(Saved entries)
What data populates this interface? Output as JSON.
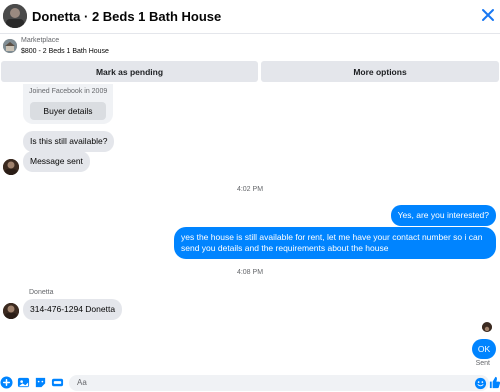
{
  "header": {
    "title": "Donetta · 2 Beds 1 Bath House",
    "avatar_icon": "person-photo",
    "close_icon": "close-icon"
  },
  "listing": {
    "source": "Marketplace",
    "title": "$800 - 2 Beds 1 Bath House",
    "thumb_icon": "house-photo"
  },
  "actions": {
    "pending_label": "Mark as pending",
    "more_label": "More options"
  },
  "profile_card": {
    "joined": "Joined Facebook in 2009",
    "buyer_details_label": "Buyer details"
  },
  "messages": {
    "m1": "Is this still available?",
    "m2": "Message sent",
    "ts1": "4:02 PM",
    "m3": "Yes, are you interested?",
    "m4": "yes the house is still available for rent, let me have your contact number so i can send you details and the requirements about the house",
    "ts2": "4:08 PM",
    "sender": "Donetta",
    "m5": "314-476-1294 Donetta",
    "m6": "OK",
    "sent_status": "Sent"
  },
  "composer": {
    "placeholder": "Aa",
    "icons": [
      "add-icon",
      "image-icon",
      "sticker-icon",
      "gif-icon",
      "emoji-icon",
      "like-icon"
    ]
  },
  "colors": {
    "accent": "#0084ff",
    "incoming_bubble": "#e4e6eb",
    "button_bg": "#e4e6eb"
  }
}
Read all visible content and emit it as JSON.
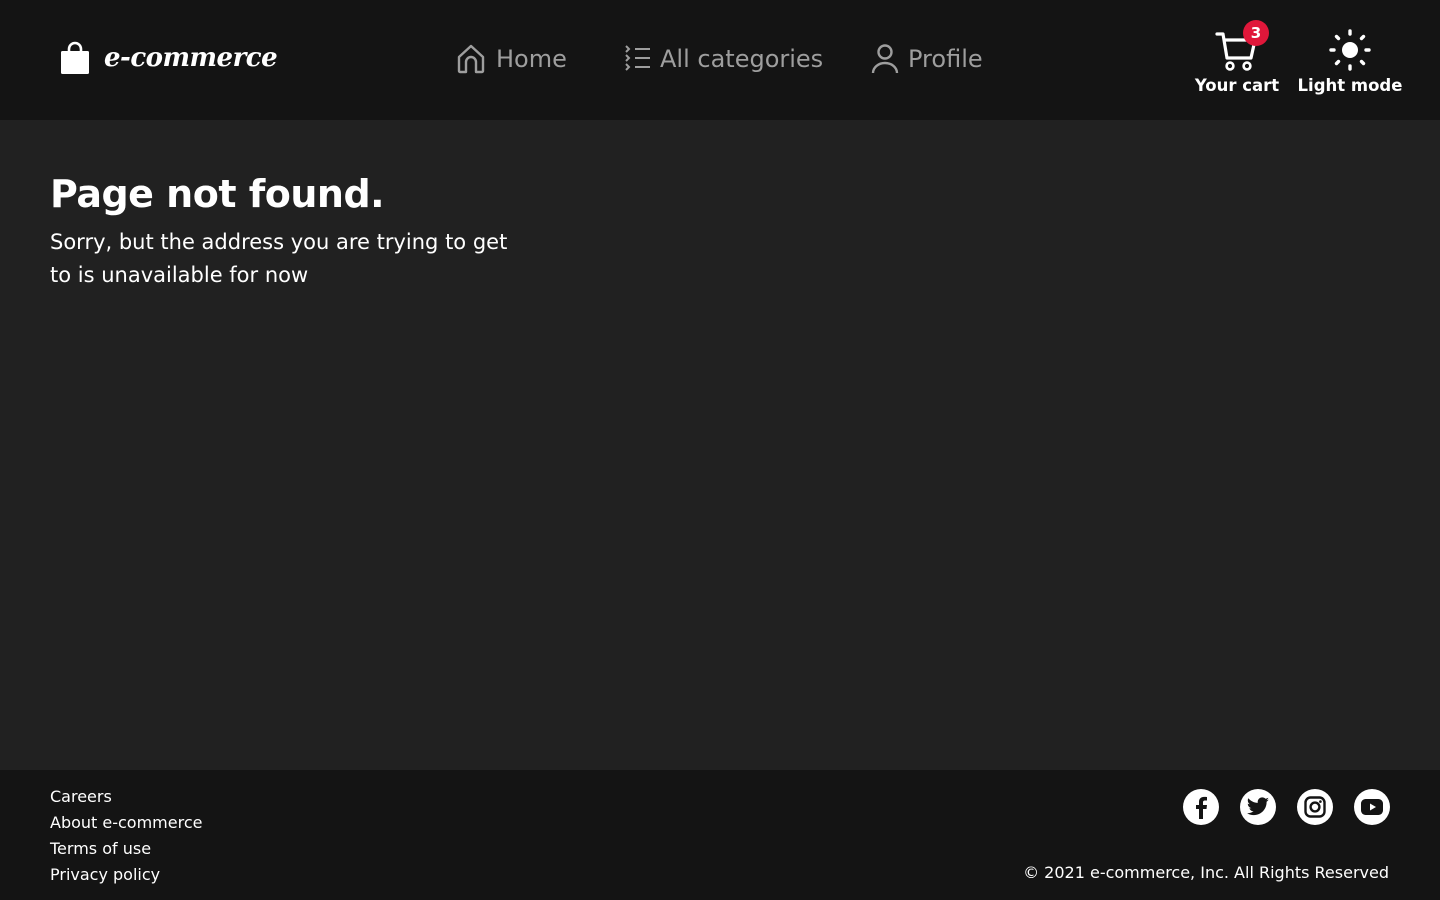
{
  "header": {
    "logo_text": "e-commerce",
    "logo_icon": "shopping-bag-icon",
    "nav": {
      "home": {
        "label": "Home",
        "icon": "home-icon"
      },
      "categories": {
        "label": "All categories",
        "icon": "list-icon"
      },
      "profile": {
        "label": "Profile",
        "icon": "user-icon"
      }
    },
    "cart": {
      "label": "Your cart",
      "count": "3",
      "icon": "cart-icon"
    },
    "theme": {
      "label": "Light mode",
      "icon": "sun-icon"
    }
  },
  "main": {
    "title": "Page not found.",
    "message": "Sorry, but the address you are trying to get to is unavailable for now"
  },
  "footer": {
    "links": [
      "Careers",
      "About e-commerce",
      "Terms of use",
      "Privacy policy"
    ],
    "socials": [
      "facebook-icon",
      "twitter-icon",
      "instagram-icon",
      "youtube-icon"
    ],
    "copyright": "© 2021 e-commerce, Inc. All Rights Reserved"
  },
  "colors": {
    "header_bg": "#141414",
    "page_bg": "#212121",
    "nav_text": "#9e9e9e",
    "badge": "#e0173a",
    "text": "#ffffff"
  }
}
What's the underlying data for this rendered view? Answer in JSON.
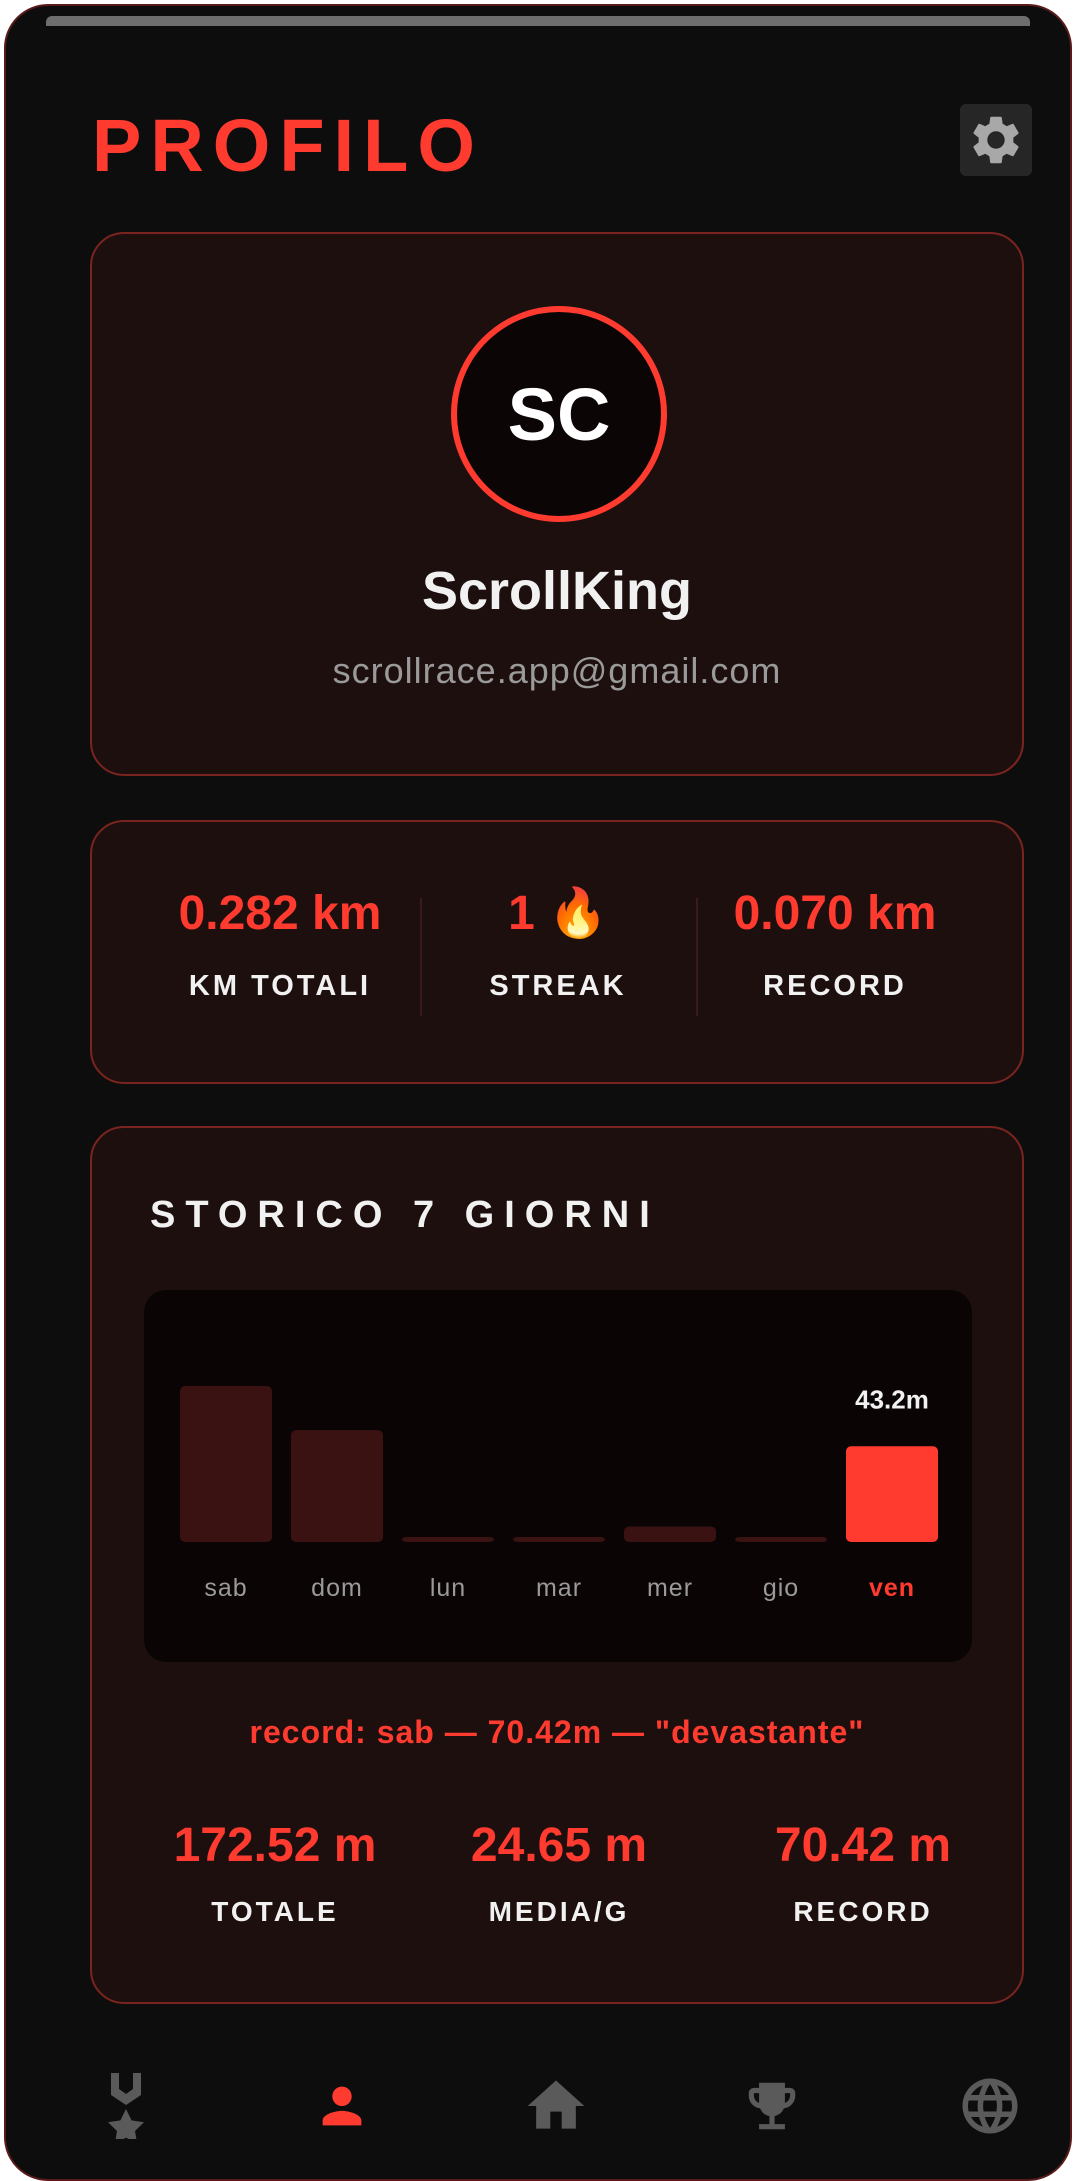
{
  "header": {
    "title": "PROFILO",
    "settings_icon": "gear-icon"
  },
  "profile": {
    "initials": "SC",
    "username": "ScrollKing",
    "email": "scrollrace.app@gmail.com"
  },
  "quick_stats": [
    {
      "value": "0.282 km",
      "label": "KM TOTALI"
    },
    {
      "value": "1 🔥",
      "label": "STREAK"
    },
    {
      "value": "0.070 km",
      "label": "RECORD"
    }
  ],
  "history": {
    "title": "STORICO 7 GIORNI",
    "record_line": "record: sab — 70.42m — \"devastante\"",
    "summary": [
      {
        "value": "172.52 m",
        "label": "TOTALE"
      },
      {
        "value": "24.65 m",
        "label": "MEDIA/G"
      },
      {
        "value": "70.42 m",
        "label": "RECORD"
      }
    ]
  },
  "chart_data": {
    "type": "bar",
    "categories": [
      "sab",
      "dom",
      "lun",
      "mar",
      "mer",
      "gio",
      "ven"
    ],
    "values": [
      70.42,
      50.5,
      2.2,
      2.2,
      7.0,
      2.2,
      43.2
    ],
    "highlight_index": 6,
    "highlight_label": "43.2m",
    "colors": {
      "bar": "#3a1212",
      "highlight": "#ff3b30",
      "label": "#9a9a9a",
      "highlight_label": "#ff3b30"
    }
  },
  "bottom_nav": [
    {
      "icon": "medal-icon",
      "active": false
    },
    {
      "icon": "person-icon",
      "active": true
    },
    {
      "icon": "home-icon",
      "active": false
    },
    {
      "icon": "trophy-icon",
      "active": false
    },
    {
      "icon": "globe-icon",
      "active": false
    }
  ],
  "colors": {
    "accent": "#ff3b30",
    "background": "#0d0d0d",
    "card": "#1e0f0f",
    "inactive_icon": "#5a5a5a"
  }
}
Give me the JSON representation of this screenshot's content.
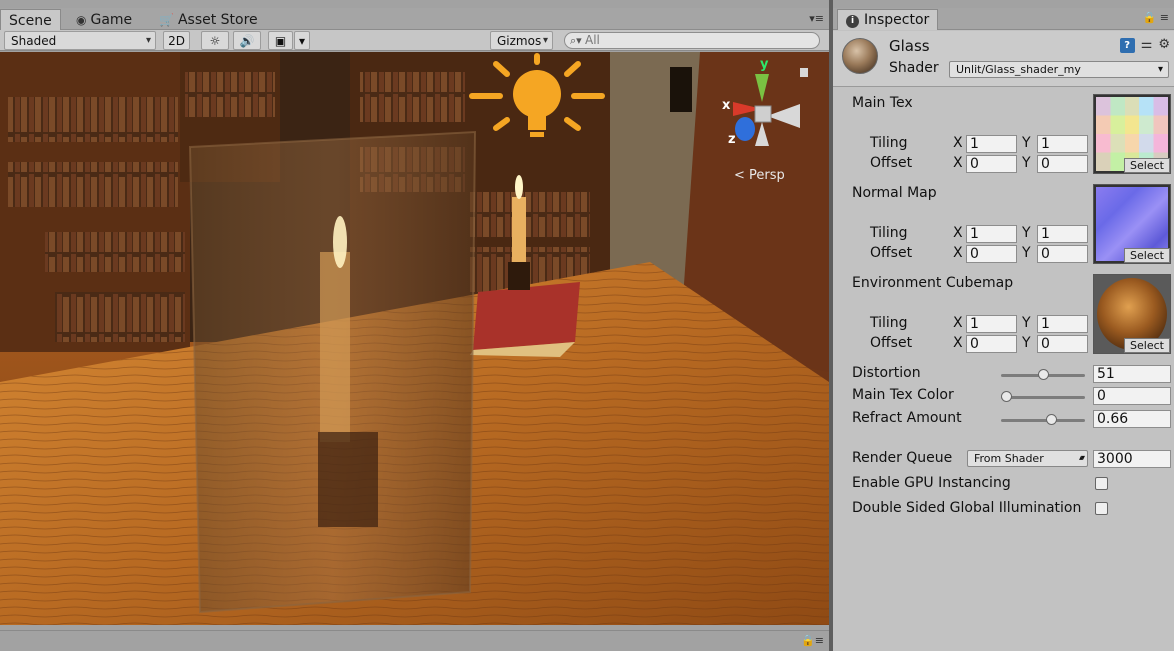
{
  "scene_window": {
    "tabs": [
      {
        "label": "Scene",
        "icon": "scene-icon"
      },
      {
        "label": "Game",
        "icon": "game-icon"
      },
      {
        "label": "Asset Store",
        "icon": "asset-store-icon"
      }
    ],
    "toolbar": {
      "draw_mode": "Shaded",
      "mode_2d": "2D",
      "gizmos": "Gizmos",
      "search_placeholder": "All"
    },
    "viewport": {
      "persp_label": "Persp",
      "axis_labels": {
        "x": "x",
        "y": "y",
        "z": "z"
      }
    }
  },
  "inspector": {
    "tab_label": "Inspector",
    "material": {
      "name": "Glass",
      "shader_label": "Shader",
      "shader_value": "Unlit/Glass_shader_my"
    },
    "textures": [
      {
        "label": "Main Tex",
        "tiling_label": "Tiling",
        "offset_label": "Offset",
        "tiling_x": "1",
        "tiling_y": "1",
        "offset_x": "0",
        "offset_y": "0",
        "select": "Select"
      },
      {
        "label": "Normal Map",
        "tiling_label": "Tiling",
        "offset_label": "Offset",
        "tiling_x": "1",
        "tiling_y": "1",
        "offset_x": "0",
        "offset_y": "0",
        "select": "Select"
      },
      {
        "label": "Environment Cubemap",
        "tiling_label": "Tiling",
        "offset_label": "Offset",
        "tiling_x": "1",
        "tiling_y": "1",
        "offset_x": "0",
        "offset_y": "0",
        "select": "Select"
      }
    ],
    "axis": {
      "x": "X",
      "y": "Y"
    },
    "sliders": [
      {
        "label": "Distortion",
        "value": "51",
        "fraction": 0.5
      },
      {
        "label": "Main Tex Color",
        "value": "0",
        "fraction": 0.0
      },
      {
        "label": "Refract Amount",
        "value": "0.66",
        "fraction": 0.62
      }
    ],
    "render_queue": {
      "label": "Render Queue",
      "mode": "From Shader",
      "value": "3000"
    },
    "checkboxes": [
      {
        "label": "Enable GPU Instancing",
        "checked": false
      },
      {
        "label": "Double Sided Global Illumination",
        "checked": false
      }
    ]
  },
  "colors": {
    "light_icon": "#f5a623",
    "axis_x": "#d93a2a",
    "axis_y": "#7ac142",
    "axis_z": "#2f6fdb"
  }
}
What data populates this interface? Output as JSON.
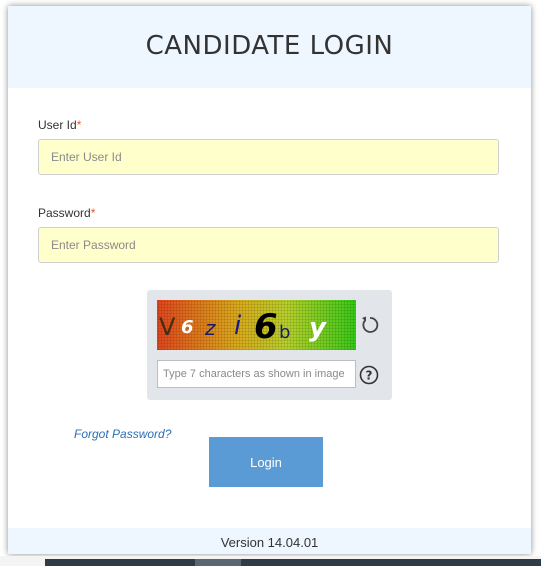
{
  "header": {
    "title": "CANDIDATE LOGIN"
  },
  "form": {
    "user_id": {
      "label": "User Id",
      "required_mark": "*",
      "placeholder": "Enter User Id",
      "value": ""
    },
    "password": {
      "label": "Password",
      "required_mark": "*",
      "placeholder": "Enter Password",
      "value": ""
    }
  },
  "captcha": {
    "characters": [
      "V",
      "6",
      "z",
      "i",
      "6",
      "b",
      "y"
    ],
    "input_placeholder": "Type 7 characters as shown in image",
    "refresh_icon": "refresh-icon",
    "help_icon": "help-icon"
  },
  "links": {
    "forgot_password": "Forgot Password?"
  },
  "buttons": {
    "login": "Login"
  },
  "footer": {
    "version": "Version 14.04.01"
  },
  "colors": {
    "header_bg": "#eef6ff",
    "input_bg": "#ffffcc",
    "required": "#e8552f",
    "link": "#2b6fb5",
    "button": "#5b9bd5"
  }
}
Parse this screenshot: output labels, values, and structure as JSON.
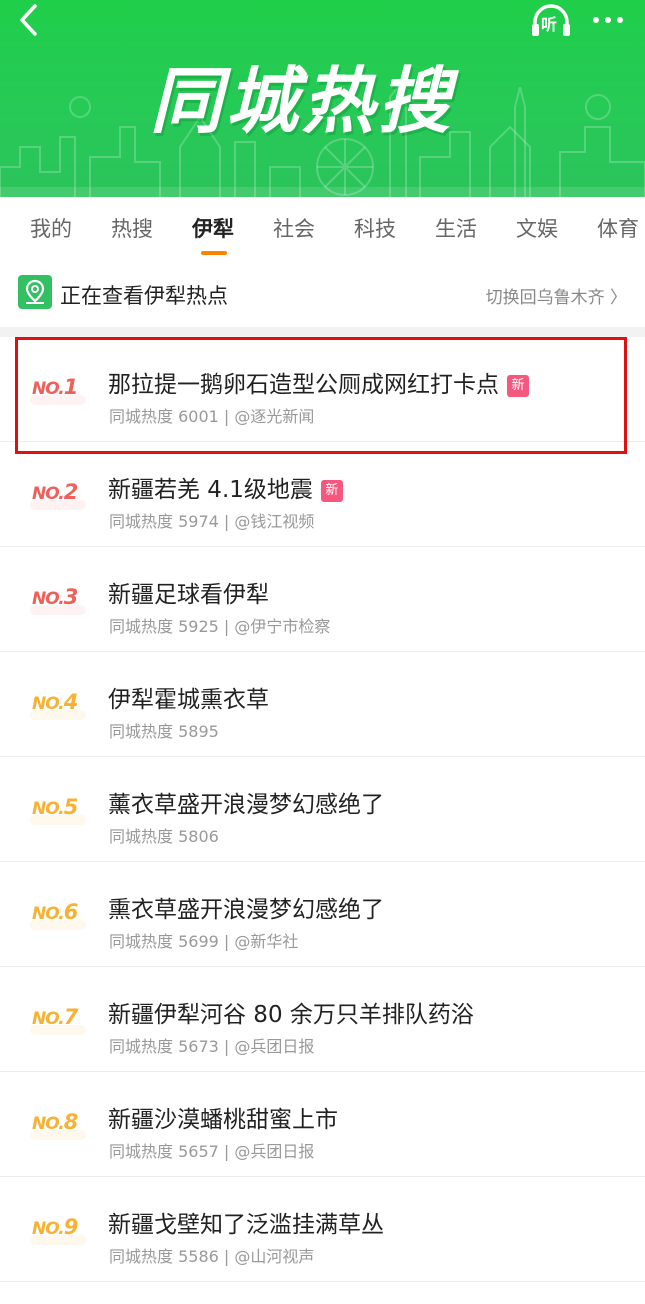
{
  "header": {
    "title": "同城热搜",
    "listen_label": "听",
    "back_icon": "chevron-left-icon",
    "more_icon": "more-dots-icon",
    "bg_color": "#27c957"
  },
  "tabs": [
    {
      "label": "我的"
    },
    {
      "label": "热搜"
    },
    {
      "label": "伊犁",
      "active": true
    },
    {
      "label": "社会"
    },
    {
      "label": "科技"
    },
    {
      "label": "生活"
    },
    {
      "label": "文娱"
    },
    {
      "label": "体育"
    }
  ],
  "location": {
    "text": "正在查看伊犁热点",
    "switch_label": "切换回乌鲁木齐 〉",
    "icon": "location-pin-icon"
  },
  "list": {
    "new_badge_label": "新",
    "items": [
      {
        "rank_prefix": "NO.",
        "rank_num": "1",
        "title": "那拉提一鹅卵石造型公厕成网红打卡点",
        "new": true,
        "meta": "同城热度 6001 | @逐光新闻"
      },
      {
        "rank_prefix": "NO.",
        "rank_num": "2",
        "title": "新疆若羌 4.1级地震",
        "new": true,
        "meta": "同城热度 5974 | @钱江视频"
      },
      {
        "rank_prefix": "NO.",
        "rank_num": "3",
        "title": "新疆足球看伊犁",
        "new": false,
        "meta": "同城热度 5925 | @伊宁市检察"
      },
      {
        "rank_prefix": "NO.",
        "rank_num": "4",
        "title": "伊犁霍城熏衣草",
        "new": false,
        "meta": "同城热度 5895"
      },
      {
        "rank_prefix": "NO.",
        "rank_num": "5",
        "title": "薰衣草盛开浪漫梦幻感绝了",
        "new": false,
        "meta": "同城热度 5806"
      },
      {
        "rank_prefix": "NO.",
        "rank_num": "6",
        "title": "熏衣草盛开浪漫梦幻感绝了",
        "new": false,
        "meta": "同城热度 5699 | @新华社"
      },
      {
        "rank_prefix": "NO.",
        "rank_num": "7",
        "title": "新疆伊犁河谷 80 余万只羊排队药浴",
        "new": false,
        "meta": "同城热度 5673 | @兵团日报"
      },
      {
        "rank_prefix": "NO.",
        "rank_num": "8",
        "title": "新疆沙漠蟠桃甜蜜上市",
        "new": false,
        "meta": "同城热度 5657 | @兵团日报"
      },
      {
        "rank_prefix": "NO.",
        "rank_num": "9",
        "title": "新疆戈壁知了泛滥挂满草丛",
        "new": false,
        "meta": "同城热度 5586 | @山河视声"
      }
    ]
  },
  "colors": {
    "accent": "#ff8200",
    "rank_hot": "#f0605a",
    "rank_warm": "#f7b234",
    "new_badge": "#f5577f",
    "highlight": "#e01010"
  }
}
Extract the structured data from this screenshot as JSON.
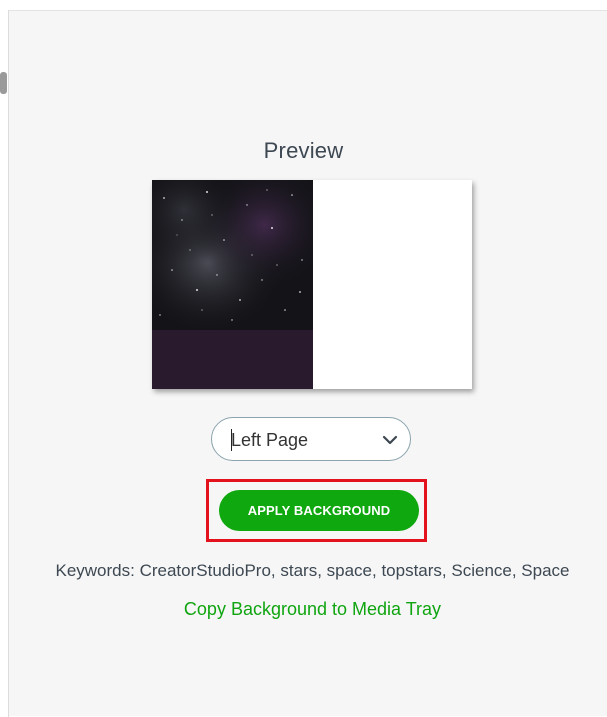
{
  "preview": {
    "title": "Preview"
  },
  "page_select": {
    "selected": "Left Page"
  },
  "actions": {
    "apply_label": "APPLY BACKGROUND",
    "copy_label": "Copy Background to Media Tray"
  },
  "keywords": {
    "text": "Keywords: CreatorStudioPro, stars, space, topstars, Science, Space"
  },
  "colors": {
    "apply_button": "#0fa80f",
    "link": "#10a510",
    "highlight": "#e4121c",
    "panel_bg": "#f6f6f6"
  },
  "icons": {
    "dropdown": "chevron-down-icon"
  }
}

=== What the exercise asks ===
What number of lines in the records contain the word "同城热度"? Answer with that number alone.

=== Result for this task ===
9